The exact version of Stories by O. Henry I am reviewing, with its particular selection of stories, is now out of print and cannot be found even on Amazon.com. Nevertheless, what remarks can be made about a selection of Henry’s stories can be applied to his entire body of work. This volume featured twenty-three of his stories, including such notables as “The Gift of the Magi” and “The Cop and the Anthem.”
O. Henry (the pen name of William Sydney Porter) is known for his short stories primarily because of their surprise endings. However, in a collection like this one, where the reader knows to look for the twist, some endings can be predicted. Henry is also notable for his spectacular use of vocabulary (keep a dictionary handy). It’s often unrealistic that Henry’s characters know such grandiose words, but that doesn’t matter – Henry often uses this device for wordplay and humor, and it’s all in good fun. Henry’s writing is typically excellent. He covers the spectrum of society, often with some telling insights into the human condition.
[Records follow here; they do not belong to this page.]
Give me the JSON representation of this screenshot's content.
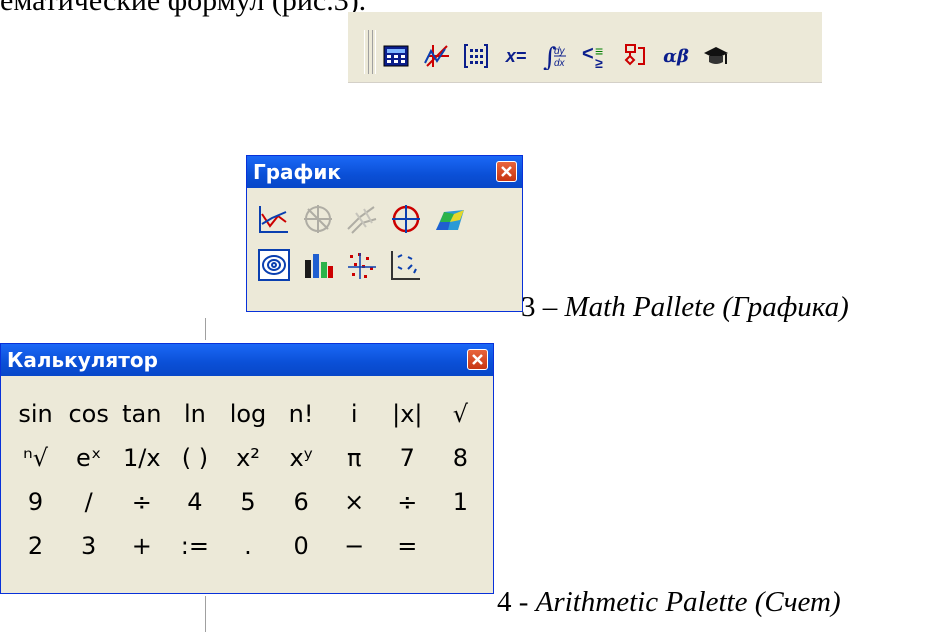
{
  "document": {
    "top_text": "ематические формул (рис.3).",
    "caption3_num": "3 – ",
    "caption3_text": "Math Pallete (Графика)",
    "caption4_num": "4 - ",
    "caption4_text": "Arithmetic Palette (Счет)"
  },
  "toolbar": {
    "icons": [
      "calculator-icon",
      "graph-icon",
      "matrix-icon",
      "evaluation-icon",
      "calculus-icon",
      "boolean-icon",
      "programming-icon",
      "greek-icon",
      "symbolic-icon"
    ],
    "evaluation_label": "x=",
    "greek_label": "αβ"
  },
  "graph_palette": {
    "title": "График",
    "icons": [
      "xy-plot-icon",
      "polar-plot-icon",
      "surface-plot-icon",
      "polar-circle-icon",
      "3d-surface-icon",
      "contour-plot-icon",
      "3d-bar-icon",
      "scatter-3d-icon",
      "vector-field-icon"
    ]
  },
  "calculator": {
    "title": "Калькулятор",
    "keys": [
      "sin",
      "cos",
      "tan",
      "ln",
      "log",
      "n!",
      "i",
      "|x|",
      "√",
      "ⁿ√",
      "eˣ",
      "1/x",
      "( )",
      "x²",
      "xʸ",
      "π",
      "7",
      "8",
      "9",
      "/",
      "÷",
      "4",
      "5",
      "6",
      "×",
      "÷",
      "1",
      "2",
      "3",
      "+",
      ":=",
      ".",
      "0",
      "−",
      "="
    ]
  },
  "colors": {
    "title_bar": "#0a4fd6",
    "window_bg": "#ece9d8",
    "close_button": "#d8461f"
  }
}
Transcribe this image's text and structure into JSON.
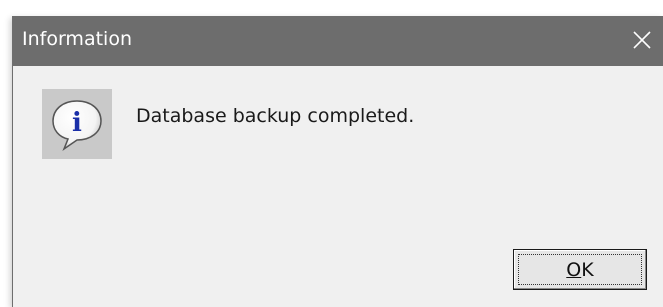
{
  "dialog": {
    "title": "Information",
    "message": "Database backup completed.",
    "icon": "info-speech-bubble-icon",
    "close_icon": "close-icon"
  },
  "buttons": {
    "ok_mnemonic": "O",
    "ok_rest": "K"
  },
  "colors": {
    "titlebar": "#6d6d6d",
    "dialog_bg": "#f0f0f0",
    "icon_bg": "#c9c9c9",
    "info_blue": "#1a2fa8"
  }
}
Not all of O. Henry’s stories have held up over time, but he is certainly worth reading.